Monday, September 26, 2011
I was on Palliative Care a week ago.I was given a consult on a patient whose name was familiar. When I looked her up, I soon realised she was someone I had taken care of - for 3 weeks about 2 months ago, when I was on the general medicine floors. I had grown to bond with her husband and her family, who were there everyday by her side- whilst she was fighting off complications from her disease; pancreatic cancer with metastases. That disease carries a grave prognosis. But she is a trooper, and her family is an amazing support.Collectively, she has made it through these past few months and done pretty well, despite the short survival rate these patients typically carry. Her objective is to make it through to see her son's wedding. Her indomitable sense of will and determined strength are factors that I believe more powerful than anything medicine can do for you; and I sincerely hope that that will see her through to her desired wish. Being on palliative care taught me a few things I never knew about the dying.1) There is such a thing as "unfinished business". There was a patient whose care was withdrawn after a painful decision by her family members. She made it through 3 weeks after her ventilator was taken off. She was waiting for something, and after it happened, she breathed her last. 2) Sometimes they hold on, painfully - because they know their family members are not ready for them to go. So they hold on to life, struggling and suffering.
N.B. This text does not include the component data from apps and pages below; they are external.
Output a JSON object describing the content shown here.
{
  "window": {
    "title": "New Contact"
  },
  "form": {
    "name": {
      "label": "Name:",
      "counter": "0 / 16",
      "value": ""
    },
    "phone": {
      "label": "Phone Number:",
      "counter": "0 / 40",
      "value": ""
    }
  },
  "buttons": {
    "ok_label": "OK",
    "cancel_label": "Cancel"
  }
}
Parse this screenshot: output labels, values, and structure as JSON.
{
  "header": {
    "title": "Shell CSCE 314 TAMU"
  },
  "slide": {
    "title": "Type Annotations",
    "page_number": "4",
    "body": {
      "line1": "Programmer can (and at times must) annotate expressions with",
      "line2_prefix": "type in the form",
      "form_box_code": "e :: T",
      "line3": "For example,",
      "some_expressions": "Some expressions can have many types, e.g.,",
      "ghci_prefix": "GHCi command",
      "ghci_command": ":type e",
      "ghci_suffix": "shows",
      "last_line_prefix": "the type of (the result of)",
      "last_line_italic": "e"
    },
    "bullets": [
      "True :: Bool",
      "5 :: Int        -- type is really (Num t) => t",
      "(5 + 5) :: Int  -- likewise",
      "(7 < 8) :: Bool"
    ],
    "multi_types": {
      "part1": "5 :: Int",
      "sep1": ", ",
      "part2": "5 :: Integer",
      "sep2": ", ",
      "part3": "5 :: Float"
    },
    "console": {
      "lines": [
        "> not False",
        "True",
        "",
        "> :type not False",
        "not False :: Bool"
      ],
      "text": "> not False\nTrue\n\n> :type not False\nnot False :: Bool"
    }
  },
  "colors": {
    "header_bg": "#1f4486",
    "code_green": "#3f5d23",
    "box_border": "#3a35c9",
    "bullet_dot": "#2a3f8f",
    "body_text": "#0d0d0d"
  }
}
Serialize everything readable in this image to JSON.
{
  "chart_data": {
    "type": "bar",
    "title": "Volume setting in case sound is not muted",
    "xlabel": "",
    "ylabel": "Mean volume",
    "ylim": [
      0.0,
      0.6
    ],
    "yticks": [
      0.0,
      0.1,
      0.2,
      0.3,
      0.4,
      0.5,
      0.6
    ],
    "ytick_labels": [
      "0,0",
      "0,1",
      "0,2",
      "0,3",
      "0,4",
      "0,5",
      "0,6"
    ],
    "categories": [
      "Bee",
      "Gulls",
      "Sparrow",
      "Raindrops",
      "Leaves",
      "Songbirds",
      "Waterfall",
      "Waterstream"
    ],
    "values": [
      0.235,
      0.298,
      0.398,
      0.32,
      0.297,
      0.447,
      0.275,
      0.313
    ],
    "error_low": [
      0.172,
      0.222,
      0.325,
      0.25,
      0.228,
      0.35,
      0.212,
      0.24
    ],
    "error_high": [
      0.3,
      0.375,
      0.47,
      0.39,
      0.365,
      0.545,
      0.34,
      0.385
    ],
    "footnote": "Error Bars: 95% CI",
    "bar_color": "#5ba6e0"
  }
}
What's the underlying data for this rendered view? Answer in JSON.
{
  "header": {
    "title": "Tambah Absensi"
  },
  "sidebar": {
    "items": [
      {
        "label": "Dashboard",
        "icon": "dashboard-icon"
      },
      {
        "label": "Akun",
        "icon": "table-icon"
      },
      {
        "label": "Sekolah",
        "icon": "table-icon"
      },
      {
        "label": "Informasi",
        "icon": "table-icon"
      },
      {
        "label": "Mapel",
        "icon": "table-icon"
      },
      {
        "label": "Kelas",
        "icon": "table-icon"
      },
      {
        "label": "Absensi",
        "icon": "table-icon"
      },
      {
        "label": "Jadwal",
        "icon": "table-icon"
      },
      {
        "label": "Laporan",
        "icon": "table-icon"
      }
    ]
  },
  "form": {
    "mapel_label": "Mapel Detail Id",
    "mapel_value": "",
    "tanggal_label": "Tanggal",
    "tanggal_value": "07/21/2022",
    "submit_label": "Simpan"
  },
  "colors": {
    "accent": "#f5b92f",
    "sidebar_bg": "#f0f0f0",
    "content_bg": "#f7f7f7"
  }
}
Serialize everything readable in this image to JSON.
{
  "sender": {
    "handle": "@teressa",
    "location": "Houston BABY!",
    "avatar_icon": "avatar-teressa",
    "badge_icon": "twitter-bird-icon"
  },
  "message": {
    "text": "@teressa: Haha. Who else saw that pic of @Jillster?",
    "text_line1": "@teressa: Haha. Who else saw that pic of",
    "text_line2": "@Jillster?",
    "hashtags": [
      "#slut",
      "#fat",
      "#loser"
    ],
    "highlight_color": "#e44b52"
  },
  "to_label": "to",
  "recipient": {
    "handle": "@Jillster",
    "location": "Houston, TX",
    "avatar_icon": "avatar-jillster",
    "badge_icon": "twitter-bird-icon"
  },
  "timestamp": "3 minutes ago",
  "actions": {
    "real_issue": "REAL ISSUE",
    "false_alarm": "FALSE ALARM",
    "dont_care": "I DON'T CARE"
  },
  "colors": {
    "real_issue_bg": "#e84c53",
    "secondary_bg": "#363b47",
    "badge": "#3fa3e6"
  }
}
After some counselling from the Palliative Care team for the family, when they are ready to let go of their dying one, we let them know that they should tell their dying loved one that it is OK to go; that they grant the patient permission and reassurance to go, that they will do alright. Once that is said and mentioned, the dying ones usually go pretty quickly. I was scared at first when I heard of that. But it is true, again, I am sure, the human spirit and strengh is more powerful than anything medicine can do for them- to keep them going. The most common reason that these patients hold on is I find, usually in the name of family love. It's nothing like love for your loved ones- to keep you fighting, despite all odds, isn't it?Strange how the world works, but hey, you can call me a believer- but I believe prayers and the human spirit can withstand and accomplish anything, and surpass expectations. Anyway, back to my patient; they remembered me. Her husband called me out, fondly "You remember Dr. Lai?" to my patient.One morning, when I walked in with my boss and team from Palliative Care; he asked my attending "Are you her boss?". Dr Yeow nodded yes, and he responded "Dr. Lai here is amazing. You need to know that", whilst pointing to me- and that made my heart smile with so much warmth and gratitude. My prayers are with their entire family, for seeing her through to the wedding and perhaps, longer :) Keeping my fingers crossed- and yes, I AM a believer.